Jan 15, 2018, 9:39pm

Finished a short but interesting The North-West Frontier: British India and Afghanistan, a Pictorial History 1839-1947 by Michael Barthorp. It actually had quite a lot of text for supposedly a pictorial history, and there weren't that many pictures and illustrations either. It is a survey of the campaigns of the North-West Frontier; not that much depth on any one campaign, but a worthwhile read to get an overview.

Jan 19, 2018, 12:02am

Completed Big Gun Monitors: Design, Construction, and Operations 1914-1945 by Ian Buxton. Very well written by a naval architect, it is a subject about which I knew almost nothing and I'm glad I picked it up.

Jan 21, 2018, 5:37am

Ill met by moonlight by W. Stanley Moss

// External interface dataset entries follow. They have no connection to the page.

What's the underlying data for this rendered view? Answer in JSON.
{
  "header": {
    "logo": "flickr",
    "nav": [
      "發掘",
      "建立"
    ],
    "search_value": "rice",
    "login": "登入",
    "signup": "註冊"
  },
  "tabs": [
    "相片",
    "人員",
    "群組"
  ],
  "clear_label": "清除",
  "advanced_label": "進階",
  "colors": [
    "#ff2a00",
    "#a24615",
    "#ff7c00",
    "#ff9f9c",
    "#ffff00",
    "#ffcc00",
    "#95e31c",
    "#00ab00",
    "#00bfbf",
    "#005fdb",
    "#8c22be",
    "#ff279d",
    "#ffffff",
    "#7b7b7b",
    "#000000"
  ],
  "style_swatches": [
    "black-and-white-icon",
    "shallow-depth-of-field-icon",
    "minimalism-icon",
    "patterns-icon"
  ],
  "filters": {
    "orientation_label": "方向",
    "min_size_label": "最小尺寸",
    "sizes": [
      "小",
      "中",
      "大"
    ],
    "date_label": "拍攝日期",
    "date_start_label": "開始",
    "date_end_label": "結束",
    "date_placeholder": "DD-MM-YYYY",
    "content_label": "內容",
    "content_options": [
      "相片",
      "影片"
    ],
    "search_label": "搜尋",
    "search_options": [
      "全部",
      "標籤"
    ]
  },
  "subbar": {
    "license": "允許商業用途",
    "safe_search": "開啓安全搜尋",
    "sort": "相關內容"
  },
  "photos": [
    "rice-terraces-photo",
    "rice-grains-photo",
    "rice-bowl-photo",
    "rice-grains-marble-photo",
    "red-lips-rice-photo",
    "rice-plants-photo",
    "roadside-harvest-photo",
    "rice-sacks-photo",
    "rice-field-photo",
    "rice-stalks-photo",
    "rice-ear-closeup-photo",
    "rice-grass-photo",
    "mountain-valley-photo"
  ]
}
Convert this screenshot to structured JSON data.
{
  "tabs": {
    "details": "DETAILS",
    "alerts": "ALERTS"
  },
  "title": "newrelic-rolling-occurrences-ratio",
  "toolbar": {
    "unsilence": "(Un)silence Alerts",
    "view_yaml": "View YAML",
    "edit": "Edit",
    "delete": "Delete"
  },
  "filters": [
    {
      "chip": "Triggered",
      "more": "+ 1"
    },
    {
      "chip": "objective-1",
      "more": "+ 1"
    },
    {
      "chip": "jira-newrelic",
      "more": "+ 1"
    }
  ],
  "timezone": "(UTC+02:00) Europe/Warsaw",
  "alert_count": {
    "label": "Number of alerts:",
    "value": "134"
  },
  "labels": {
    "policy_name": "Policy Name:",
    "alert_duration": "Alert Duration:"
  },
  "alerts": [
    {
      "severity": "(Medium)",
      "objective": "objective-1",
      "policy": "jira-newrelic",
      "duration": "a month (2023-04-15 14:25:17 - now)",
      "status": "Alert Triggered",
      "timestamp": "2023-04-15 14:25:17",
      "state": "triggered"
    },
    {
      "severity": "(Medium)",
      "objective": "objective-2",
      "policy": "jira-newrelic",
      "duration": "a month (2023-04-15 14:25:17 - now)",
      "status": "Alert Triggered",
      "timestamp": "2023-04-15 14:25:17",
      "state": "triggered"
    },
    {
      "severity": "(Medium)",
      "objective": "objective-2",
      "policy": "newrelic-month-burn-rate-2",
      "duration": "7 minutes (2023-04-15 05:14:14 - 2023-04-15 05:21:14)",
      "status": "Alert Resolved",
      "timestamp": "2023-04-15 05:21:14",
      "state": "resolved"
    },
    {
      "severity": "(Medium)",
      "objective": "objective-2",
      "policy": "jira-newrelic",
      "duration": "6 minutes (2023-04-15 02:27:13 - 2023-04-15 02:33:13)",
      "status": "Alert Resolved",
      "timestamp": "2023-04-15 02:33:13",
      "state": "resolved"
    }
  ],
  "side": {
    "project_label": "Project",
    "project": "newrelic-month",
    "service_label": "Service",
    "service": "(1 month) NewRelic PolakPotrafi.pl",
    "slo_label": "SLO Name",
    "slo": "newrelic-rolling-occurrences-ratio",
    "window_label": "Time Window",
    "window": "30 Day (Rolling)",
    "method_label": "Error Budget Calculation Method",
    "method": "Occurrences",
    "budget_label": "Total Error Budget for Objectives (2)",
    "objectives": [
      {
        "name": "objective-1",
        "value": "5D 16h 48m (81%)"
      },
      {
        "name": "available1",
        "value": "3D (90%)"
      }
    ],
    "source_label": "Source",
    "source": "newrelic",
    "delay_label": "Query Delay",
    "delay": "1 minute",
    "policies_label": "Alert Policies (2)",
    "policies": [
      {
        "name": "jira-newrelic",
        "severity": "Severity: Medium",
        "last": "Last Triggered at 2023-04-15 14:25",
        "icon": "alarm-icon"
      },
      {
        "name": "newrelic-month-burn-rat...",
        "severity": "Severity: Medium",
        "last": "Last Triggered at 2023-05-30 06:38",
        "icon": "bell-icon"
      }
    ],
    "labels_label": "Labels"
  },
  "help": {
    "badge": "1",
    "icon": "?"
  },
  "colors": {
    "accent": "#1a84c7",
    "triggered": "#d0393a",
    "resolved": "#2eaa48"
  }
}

An account of the kidnapping of a German general on Crete in 1944, written by one of the British officers who took part in the operation.

Jan 23, 2018, 3:15pm

Finished a very, very short The Army moves West: Supplying the Western Indians Wars Campaign by Robert A Murray. The Amazon store page doesn't show number of pages, which is 28, including covers and a couple of blank pages, although the text on each page is double column. It shouldn't take more than an hour to read. The book(let) consists of three essays, one on steamboats, one on wagons and the third on packmules. The essays are interesting and well-written, but definitely only an introduction to the subject.

Jan 27, 2018, 11:09am

I’ve started They Thought we Wouldn’t Fight by Floyd Gibbons a journalist who was embedded with the American troops in WWI before embedding was a thing. Mr. Gibbons was the go-to war reporter for every conflict until his death just before the beginning of WWII. He lost an eye in the trenches during the first war and wasn’t expected to live, but was back with the men in ten days.

Jan 27, 2018, 3:57pm

I'm reading the Swedish translation of the Norwegian Vikinger i krig, a popular account of Viking Age warfare.

Jan 31, 2018, 8:17am

The other particularly significant book I finished up this month was Battle for Belorussia (B), another brick from Dave Glantz and probably more of a reference work even as compared to his usual standards. I have a review up but the really short version is that operational-level offensives are usually not helped by economy of force measures.

Fev 1, 2018, 6:38pm

Read True to Type - A Selection from Letters and Diaries of German Soldiers and Civilians Collected on the Soviet German Front . Printed in 1944, it was a good insight into the German soldiers, police, and civilian headiness up through 1941 and their descent into the maelstrom thereafter. Then read Waterloo: The Campaign of 1815. Volume II: From Waterloo to the Restoration of Peace in Europe by John Hussey which was the same fine quality of the first volume - highly recommended!!

Fev 3, 2018, 10:35pm

11: RE Waterloo, thanks pal, guess I've got to buy those.